The Economist reports:
The Libyan leader, Muammar Qaddafi, has taken the traditional conservative quest for smaller government to a new plane by calling for the dissolution of the country's existing administrative structure and the disbursement of oil revenue directly to the people. Colonel Qaddafi's tirade against what he described as the "octopus" of government, which has sucked up Libya's massive oil wealth and provided little of value in return, came during his opening address to the General People's Congress (GPC), an annual gathering of the popular committees that notionally hold power in his "jamahiriyya" (entity of the masses)….

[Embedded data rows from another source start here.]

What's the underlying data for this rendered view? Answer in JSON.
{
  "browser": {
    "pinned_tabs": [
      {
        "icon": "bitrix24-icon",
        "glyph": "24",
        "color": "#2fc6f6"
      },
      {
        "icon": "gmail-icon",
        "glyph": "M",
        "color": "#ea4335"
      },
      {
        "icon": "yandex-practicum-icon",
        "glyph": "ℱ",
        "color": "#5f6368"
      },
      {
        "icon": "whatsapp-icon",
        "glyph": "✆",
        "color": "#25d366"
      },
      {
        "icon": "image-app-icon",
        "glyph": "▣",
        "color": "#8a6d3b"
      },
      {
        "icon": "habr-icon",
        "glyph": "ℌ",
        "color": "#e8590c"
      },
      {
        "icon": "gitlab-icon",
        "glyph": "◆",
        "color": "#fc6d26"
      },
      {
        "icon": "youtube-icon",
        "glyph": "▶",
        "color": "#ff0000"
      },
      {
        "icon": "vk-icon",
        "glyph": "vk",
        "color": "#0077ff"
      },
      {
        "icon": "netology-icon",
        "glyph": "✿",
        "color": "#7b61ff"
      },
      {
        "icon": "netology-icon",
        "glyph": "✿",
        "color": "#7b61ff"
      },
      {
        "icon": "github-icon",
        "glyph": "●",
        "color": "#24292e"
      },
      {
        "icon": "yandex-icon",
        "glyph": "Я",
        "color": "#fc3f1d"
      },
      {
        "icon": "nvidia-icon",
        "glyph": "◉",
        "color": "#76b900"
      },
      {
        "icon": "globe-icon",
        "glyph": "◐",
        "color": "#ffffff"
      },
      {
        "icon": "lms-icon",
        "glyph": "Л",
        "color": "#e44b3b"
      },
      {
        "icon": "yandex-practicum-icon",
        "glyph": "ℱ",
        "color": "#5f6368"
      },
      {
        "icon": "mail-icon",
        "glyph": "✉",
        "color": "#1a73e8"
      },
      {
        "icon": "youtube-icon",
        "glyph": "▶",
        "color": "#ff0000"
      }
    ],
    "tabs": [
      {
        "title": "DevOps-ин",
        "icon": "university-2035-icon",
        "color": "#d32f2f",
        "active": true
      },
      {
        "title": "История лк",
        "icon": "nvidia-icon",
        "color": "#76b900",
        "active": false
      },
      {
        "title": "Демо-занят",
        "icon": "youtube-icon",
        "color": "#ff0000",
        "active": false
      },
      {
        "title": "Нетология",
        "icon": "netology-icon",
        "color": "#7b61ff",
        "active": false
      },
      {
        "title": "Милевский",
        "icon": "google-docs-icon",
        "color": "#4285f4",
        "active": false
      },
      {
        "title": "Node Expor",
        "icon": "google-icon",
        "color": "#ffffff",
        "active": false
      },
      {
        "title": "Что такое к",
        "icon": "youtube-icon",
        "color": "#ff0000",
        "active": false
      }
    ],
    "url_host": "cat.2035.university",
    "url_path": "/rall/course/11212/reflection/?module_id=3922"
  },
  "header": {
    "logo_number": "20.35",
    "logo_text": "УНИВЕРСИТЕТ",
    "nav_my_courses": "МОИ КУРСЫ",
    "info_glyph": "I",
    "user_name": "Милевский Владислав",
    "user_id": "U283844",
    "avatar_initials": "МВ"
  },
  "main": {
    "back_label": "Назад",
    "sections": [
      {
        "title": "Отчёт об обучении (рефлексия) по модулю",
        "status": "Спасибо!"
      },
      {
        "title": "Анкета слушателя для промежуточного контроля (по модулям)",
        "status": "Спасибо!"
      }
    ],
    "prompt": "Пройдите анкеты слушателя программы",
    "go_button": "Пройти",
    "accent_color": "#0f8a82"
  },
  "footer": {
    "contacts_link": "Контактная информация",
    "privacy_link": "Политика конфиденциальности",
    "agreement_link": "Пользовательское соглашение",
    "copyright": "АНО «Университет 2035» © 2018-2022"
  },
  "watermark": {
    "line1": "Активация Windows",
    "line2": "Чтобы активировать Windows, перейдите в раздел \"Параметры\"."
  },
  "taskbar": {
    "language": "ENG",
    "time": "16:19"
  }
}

His premiss was that the GPC every year considers the annual budget, on this occasion US$37bn, based on estimated oil export revenue. The funds are paid into the central bank and disbursed to various government departments, or committees, and public sector companies in the hope that the capital spending targets are achieved. However, Colonel Qaddafi said that it doesn't happen like that: "It is like the cloud that fills the desert, and you think it is water, but when you reach it you find that it is nothing." He said that the people had lost confidence in the government and the public administration, and had grown to believe that the country's wealth was being systematically plundered for personal gain.
He proposed that from now on oil revenue would be paid directly to every Libyan family every month. They would then decide on their spending priorities, individually or in the form of ad hoc committees interested in investing in a new agricultural or industrial project, or in education, health or housing. These committees would also decide how much tax to pay to the remaining centralised institutions.
Don't get excited; we've been through this before. As reason reported a few years back:
On at least three occasions, the colonel has made a big show of abolishing the Libyan state. His most recent display began in March 2000, when he eliminated 12 ministries and declared that the remaining five would soon follow. "You have no government to complain against," Qaddafi declared to the masses. "Now everything is in your hands and in the future you can complain to yourselves."
Nonetheless, the state stuck around. (Just ask Amnesty International.) It'll stick around this time, too. The Economist notes: "The Libyan leader, having let off steam, can be expected to acquiesce in a somewhat less dramatic change in the system of government than that suggested in his speech—indeed, he said at the end of his oration that the current system could be maintained on a temporary basis." I assume "temporary" means "until the next faux-anarchist outburst."